Celebrating human movement at Salisbury

LEADING musicians, athletes, dancers and artists from around the world will gather in Salisbury for this year’s International Arts Festival, running from Friday 22nd May to Saturday 6th June.

Performers will include Hofesh Shechter and his dance company, violinist Harriet Mackenzie, inspirational conductor Charles Hazlewood jazz star Jacqui Dankworth, Paralympian Ade Adepitan and world champion athlete Derek Redmond.

Over the festival’s 16 days there will be more than 100 events with artists from countries including France, Spain, India and Australia celebrating the beauty, courage and joy of human movement.

The festival, organised by Wiltshire Creative, will be a major part of Salisbury 2020: A City on the Move, marking the 800th anniversary of the founding of modern Salisbury.
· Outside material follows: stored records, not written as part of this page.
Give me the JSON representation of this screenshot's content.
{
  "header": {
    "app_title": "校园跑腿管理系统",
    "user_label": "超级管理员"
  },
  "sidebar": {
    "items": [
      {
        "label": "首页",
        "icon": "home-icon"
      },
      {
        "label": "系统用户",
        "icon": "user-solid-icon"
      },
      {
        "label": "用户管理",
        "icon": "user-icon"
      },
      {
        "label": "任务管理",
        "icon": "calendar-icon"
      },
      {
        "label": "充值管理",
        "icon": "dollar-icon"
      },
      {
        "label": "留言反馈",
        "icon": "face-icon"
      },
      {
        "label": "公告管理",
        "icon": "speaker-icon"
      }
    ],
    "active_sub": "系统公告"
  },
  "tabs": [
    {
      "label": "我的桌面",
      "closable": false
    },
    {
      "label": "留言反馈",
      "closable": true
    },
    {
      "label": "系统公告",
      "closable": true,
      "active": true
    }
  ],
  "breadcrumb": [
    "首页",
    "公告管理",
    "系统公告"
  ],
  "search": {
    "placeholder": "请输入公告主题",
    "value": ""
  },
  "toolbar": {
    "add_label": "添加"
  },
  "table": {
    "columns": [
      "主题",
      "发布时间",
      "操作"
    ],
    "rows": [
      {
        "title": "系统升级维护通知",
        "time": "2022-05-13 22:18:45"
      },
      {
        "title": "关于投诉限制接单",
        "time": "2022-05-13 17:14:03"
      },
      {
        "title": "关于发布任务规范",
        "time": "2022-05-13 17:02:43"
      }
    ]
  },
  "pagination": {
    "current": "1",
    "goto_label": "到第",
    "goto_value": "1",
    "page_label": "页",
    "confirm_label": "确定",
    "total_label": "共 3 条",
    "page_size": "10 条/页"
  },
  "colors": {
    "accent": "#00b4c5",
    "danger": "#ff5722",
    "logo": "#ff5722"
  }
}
One of the visual highlights will be a monumental cardboard reconstruction of the lost Bell Tower in the Cathedral Close, by French artist Olivier Grossetête.

The opening concert will be Stone Songs composed by Howard Moody and featuring the Festival Chorus and La Folia musicians in a performance inspired by the medieval chants that have resonated from the Cathedral’s stones since the 13th century.

Artistic director Gareth Machin, Associate Artist violinist Harriet Mackenzie and a team of curators, have put together a diverse programme of music, theatre, film, dance, spoken word, visual arts, family and free events.

Harriet will perform Bach’s incomparable solo violin Partita in D minor alongside ballet dancers in the premiere of a new piece of choreography, Bach and Ballet, which is a co-production between Wiltshire Creative and the Liberation International Music Festival in Jersey.

Harriet will also perform as part of a performance of Cecilia’s McDowall’s Everyday Wonders: The Girl from Aleppo – an extraordinary cantata for children’s voices that tells the story of Nujeen Mustafa, the young wheelchair-bound Kurdish refugee, and her remarkable journey across Europe.

Two important concerts in the Cathedral feature the Royal Philharmonic Orchestra performing Dvorak’s New World Symphony in the Cathedral; and Charles Hazlewood conducting Paraorchestra, the world’s only integrated ensemble for virtuoso disabled and non-disabled musicians.

Over the middle weekend of the Festival, the focus falls on the future of Salisbury through a series of events including the European premiere of Congress, a co-production between Wiltshire Creative and Australian theatre makers All The Queen’s Men. This remarkable “citizens’ assembly” will pair local people with wordsmiths to make their maiden speeches in Salisbury Cathedral.

Comedian and broadcaster Mark Steel brings his new show to Salisbury, making the world appear more strange than it is, while Seann Walsh’s gig will mix his best-loved routines with candid new stories.

Familiar faces in the spoken word programme include Paralympian and TV documentary maker Ade Adepitan, veteran Radio 4 Today presenter John Humphrys, explorer Sir Robin-Knox Johnston and author and foreign correspondent Christina Lamb.

Move It! on Sunday 24th May will be a day-long fiesta of free outdoor music, sport, theatre, circus, dance and craft involving professional artists and community groups along the route from Old Sarum to Salisbury Cathedral, retracing the relocation of the Cathedral to its current site. The day will begin with a multi-faith morning service on the site of the original cathedral at Old Sarum. And it ends with the amazing work of French artist Olivier Grossetête, who, with the public’s help, will recreate the lost Bell Tower in the Cathedral Close in a stunning cardboard structure.

Family events will include free Family Fiestas in Tidworth and Bemerton, and  performances  of Dr Dolittle by Ilyria Theatre in the garden at the Rifles Museum in the Cathedral Close. There is more open air theatre with the Lord Chamberlain’s Men performing Macbeth at Rack Close, in the Cathedral Close.

Free outdoor theatre, dance and circus will also feature in the popular City Encounters event in Salisbury city centre on Sunday 24th May and Bank Holiday Monday 25th May.

Visual arts exhibitions include The Makers’ Tale at Salisbury Arts Centre examining craft in contemporary life and Flow State by ceramicist Jo Taylor at Arundells in the Cathedral Close.

The theme of human movement continues in the film programme, with films of epic journeys from Steinbeck’s tragic The Grapes of Wrath, to March of the Penguins 2, and Ai Weiwei’s powerful Human Flow.

General booking opens on Friday 13th March. See the full programme at wiltshirecreative.co.uk

Pictured: Ade Adepitan, the 2020 festival image, violinist Harriet Mackenzie.